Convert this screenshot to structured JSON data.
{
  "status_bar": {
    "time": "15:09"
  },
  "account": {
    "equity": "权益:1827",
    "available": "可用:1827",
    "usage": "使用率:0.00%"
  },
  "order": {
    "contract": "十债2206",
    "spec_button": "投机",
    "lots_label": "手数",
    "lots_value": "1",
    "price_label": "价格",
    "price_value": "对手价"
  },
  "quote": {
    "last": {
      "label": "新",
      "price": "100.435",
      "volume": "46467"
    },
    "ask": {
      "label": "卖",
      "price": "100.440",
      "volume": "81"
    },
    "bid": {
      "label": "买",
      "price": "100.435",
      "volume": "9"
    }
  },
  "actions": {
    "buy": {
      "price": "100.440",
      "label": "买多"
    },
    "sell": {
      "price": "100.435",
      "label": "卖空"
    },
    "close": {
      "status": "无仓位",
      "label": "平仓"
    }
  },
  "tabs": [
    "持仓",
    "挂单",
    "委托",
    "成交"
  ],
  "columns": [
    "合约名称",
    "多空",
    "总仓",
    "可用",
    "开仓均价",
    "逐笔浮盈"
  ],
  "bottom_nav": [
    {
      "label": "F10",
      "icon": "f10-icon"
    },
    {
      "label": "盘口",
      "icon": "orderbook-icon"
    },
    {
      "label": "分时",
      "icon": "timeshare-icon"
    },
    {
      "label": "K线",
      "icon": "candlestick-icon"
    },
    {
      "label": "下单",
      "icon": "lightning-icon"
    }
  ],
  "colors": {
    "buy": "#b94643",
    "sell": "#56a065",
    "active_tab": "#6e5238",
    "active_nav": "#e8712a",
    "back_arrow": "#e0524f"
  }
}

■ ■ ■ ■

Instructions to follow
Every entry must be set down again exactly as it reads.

Expected answer
Convert this screenshot to structured JSON data.
{
  "status_bar": {
    "time": "15:09"
  },
  "account": {
    "equity": "权益:1827",
    "available": "可用:1827",
    "usage": "使用率:0.00%"
  },
  "order": {
    "contract": "十债2206",
    "spec_button": "投机",
    "lots_label": "手数",
    "lots_value": "1",
    "price_label": "价格",
    "price_value": "对手价"
  },
  "quote": {
    "last": {
      "label": "新",
      "price": "100.435",
      "volume": "46467"
    },
    "ask": {
      "label": "卖",
      "price": "100.440",
      "volume": "81"
    },
    "bid": {
      "label": "买",
      "price": "100.435",
      "volume": "9"
    }
  },
  "actions": {
    "buy": {
      "price": "100.440",
      "label": "买多"
    },
    "sell": {
      "price": "100.435",
      "label": "卖空"
    },
    "close": {
      "status": "无仓位",
      "label": "平仓"
    }
  },
  "tabs": [
    "持仓",
    "挂单",
    "委托",
    "成交"
  ],
  "columns": [
    "合约名称",
    "多空",
    "总仓",
    "可用",
    "开仓均价",
    "逐笔浮盈"
  ],
  "bottom_nav": [
    {
      "label": "F10",
      "icon": "f10-icon"
    },
    {
      "label": "盘口",
      "icon": "orderbook-icon"
    },
    {
      "label": "分时",
      "icon": "timeshare-icon"
    },
    {
      "label": "K线",
      "icon": "candlestick-icon"
    },
    {
      "label": "下单",
      "icon": "lightning-icon"
    }
  ],
  "colors": {
    "buy": "#b94643",
    "sell": "#56a065",
    "active_tab": "#6e5238",
    "active_nav": "#e8712a",
    "back_arrow": "#e0524f"
  }
}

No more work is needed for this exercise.